=== Begin Enclosure ===
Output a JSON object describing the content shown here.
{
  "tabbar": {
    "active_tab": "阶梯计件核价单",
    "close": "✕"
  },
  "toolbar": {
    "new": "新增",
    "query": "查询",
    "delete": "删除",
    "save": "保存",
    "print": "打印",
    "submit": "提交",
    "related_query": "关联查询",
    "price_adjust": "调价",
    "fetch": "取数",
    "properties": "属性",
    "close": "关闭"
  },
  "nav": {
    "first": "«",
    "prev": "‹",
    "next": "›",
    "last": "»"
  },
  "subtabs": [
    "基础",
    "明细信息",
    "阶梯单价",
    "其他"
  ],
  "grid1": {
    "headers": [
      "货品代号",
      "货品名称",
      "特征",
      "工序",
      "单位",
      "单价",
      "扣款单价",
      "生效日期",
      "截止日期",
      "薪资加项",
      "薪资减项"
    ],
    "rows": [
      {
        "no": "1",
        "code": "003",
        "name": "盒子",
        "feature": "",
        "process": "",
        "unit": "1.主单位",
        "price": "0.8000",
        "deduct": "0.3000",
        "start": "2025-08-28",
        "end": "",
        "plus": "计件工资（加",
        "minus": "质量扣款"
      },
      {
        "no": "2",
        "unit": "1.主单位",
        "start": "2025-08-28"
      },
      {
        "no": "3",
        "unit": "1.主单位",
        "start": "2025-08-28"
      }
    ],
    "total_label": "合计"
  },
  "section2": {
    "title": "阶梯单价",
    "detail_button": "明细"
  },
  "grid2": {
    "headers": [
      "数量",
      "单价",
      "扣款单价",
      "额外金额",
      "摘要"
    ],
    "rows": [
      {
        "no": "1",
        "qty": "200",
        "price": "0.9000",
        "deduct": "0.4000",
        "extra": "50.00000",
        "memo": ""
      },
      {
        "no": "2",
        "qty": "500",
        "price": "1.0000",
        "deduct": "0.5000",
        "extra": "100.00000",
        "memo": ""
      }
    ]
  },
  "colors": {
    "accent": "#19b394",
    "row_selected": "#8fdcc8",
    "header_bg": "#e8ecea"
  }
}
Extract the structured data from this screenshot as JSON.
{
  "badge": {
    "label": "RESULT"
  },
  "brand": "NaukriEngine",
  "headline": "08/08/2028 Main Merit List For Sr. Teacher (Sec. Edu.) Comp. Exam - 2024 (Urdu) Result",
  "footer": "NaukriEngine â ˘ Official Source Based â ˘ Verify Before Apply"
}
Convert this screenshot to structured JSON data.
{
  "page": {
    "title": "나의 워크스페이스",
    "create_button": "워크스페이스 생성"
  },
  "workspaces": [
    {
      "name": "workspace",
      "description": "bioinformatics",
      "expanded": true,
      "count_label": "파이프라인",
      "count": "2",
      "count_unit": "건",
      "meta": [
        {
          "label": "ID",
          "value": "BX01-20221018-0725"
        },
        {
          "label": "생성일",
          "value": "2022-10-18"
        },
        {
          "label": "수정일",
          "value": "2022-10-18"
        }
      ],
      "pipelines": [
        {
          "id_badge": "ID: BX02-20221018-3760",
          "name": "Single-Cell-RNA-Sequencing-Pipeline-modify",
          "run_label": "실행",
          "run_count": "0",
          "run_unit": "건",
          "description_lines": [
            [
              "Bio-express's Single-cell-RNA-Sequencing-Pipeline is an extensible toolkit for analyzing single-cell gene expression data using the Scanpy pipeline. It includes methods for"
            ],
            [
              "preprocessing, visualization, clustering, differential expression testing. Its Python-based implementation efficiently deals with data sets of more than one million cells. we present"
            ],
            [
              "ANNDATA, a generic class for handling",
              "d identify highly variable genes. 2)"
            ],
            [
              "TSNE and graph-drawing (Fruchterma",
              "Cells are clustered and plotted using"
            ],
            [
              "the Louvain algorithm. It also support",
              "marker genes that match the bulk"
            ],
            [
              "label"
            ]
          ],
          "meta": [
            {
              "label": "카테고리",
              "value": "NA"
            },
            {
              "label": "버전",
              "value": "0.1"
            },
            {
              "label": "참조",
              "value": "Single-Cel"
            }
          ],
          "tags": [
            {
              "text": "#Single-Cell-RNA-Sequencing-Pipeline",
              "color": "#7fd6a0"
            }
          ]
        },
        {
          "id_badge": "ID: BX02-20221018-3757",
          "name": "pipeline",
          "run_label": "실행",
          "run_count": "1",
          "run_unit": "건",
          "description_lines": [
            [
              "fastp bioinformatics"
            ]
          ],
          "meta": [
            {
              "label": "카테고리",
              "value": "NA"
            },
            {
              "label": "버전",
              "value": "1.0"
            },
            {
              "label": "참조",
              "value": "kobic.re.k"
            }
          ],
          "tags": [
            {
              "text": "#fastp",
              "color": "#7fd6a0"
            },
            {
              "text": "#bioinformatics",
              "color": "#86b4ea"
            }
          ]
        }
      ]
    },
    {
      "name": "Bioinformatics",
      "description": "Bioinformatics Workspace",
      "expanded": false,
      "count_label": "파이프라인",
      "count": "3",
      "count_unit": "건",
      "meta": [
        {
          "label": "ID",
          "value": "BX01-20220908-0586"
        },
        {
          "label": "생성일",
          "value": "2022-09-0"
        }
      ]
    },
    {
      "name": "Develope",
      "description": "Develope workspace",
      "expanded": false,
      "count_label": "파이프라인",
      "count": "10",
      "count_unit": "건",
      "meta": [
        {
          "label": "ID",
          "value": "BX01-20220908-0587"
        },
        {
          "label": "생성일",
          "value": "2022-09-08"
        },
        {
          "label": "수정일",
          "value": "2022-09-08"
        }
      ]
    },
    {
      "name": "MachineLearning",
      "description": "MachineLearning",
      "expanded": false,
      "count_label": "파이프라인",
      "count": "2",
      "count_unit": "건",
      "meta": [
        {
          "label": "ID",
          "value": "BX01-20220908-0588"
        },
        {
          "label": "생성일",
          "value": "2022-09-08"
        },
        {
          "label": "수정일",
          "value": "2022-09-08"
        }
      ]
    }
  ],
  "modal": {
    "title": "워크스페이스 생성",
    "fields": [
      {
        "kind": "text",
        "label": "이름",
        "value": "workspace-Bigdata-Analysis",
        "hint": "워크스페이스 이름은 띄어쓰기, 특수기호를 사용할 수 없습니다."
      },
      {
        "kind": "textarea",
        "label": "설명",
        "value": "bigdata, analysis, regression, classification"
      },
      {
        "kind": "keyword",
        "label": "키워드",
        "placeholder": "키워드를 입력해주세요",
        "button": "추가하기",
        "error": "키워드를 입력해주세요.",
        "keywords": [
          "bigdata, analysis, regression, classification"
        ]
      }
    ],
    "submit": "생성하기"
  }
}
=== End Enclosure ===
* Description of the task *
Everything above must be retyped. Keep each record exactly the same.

* Expected output *
Output a JSON object describing the content shown here.
{
  "tabbar": {
    "active_tab": "阶梯计件核价单",
    "close": "✕"
  },
  "toolbar": {
    "new": "新增",
    "query": "查询",
    "delete": "删除",
    "save": "保存",
    "print": "打印",
    "submit": "提交",
    "related_query": "关联查询",
    "price_adjust": "调价",
    "fetch": "取数",
    "properties": "属性",
    "close": "关闭"
  },
  "nav": {
    "first": "«",
    "prev": "‹",
    "next": "›",
    "last": "»"
  },
  "subtabs": [
    "基础",
    "明细信息",
    "阶梯单价",
    "其他"
  ],
  "grid1": {
    "headers": [
      "货品代号",
      "货品名称",
      "特征",
      "工序",
      "单位",
      "单价",
      "扣款单价",
      "生效日期",
      "截止日期",
      "薪资加项",
      "薪资减项"
    ],
    "rows": [
      {
        "no": "1",
        "code": "003",
        "name": "盒子",
        "feature": "",
        "process": "",
        "unit": "1.主单位",
        "price": "0.8000",
        "deduct": "0.3000",
        "start": "2025-08-28",
        "end": "",
        "plus": "计件工资（加",
        "minus": "质量扣款"
      },
      {
        "no": "2",
        "unit": "1.主单位",
        "start": "2025-08-28"
      },
      {
        "no": "3",
        "unit": "1.主单位",
        "start": "2025-08-28"
      }
    ],
    "total_label": "合计"
  },
  "section2": {
    "title": "阶梯单价",
    "detail_button": "明细"
  },
  "grid2": {
    "headers": [
      "数量",
      "单价",
      "扣款单价",
      "额外金额",
      "摘要"
    ],
    "rows": [
      {
        "no": "1",
        "qty": "200",
        "price": "0.9000",
        "deduct": "0.4000",
        "extra": "50.00000",
        "memo": ""
      },
      {
        "no": "2",
        "qty": "500",
        "price": "1.0000",
        "deduct": "0.5000",
        "extra": "100.00000",
        "memo": ""
      }
    ]
  },
  "colors": {
    "accent": "#19b394",
    "row_selected": "#8fdcc8",
    "header_bg": "#e8ecea"
  }
}
Extract the structured data from this screenshot as JSON.
{
  "badge": {
    "label": "RESULT"
  },
  "brand": "NaukriEngine",
  "headline": "08/08/2028 Main Merit List For Sr. Teacher (Sec. Edu.) Comp. Exam - 2024 (Urdu) Result",
  "footer": "NaukriEngine â ˘ Official Source Based â ˘ Verify Before Apply"
}
Convert this screenshot to structured JSON data.
{
  "page": {
    "title": "나의 워크스페이스",
    "create_button": "워크스페이스 생성"
  },
  "workspaces": [
    {
      "name": "workspace",
      "description": "bioinformatics",
      "expanded": true,
      "count_label": "파이프라인",
      "count": "2",
      "count_unit": "건",
      "meta": [
        {
          "label": "ID",
          "value": "BX01-20221018-0725"
        },
        {
          "label": "생성일",
          "value": "2022-10-18"
        },
        {
          "label": "수정일",
          "value": "2022-10-18"
        }
      ],
      "pipelines": [
        {
          "id_badge": "ID: BX02-20221018-3760",
          "name": "Single-Cell-RNA-Sequencing-Pipeline-modify",
          "run_label": "실행",
          "run_count": "0",
          "run_unit": "건",
          "description_lines": [
            [
              "Bio-express's Single-cell-RNA-Sequencing-Pipeline is an extensible toolkit for analyzing single-cell gene expression data using the Scanpy pipeline. It includes methods for"
            ],
            [
              "preprocessing, visualization, clustering, differential expression testing. Its Python-based implementation efficiently deals with data sets of more than one million cells. we present"
            ],
            [
              "ANNDATA, a generic class for handling",
              "d identify highly variable genes. 2)"
            ],
            [
              "TSNE and graph-drawing (Fruchterma",
              "Cells are clustered and plotted using"
            ],
            [
              "the Louvain algorithm. It also support",
              "marker genes that match the bulk"
            ],
            [
              "label"
            ]
          ],
          "meta": [
            {
              "label": "카테고리",
              "value": "NA"
            },
            {
              "label": "버전",
              "value": "0.1"
            },
            {
              "label": "참조",
              "value": "Single-Cel"
            }
          ],
          "tags": [
            {
              "text": "#Single-Cell-RNA-Sequencing-Pipeline",
              "color": "#7fd6a0"
            }
          ]
        },
        {
          "id_badge": "ID: BX02-20221018-3757",
          "name": "pipeline",
          "run_label": "실행",
          "run_count": "1",
          "run_unit": "건",
          "description_lines": [
            [
              "fastp bioinformatics"
            ]
          ],
          "meta": [
            {
              "label": "카테고리",
              "value": "NA"
            },
            {
              "label": "버전",
              "value": "1.0"
            },
            {
              "label": "참조",
              "value": "kobic.re.k"
            }
          ],
          "tags": [
            {
              "text": "#fastp",
              "color": "#7fd6a0"
            },
            {
              "text": "#bioinformatics",
              "color": "#86b4ea"
            }
          ]
        }
      ]
    },
    {
      "name": "Bioinformatics",
      "description": "Bioinformatics Workspace",
      "expanded": false,
      "count_label": "파이프라인",
      "count": "3",
      "count_unit": "건",
      "meta": [
        {
          "label": "ID",
          "value": "BX01-20220908-0586"
        },
        {
          "label": "생성일",
          "value": "2022-09-0"
        }
      ]
    },
    {
      "name": "Develope",
      "description": "Develope workspace",
      "expanded": false,
      "count_label": "파이프라인",
      "count": "10",
      "count_unit": "건",
      "meta": [
        {
          "label": "ID",
          "value": "BX01-20220908-0587"
        },
        {
          "label": "생성일",
          "value": "2022-09-08"
        },
        {
          "label": "수정일",
          "value": "2022-09-08"
        }
      ]
    },
    {
      "name": "MachineLearning",
      "description": "MachineLearning",
      "expanded": false,
      "count_label": "파이프라인",
      "count": "2",
      "count_unit": "건",
      "meta": [
        {
          "label": "ID",
          "value": "BX01-20220908-0588"
        },
        {
          "label": "생성일",
          "value": "2022-09-08"
        },
        {
          "label": "수정일",
          "value": "2022-09-08"
        }
      ]
    }
  ],
  "modal": {
    "title": "워크스페이스 생성",
    "fields": [
      {
        "kind": "text",
        "label": "이름",
        "value": "workspace-Bigdata-Analysis",
        "hint": "워크스페이스 이름은 띄어쓰기, 특수기호를 사용할 수 없습니다."
      },
      {
        "kind": "textarea",
        "label": "설명",
        "value": "bigdata, analysis, regression, classification"
      },
      {
        "kind": "keyword",
        "label": "키워드",
        "placeholder": "키워드를 입력해주세요",
        "button": "추가하기",
        "error": "키워드를 입력해주세요.",
        "keywords": [
          "bigdata, analysis, regression, classification"
        ]
      }
    ],
    "submit": "생성하기"
  }
}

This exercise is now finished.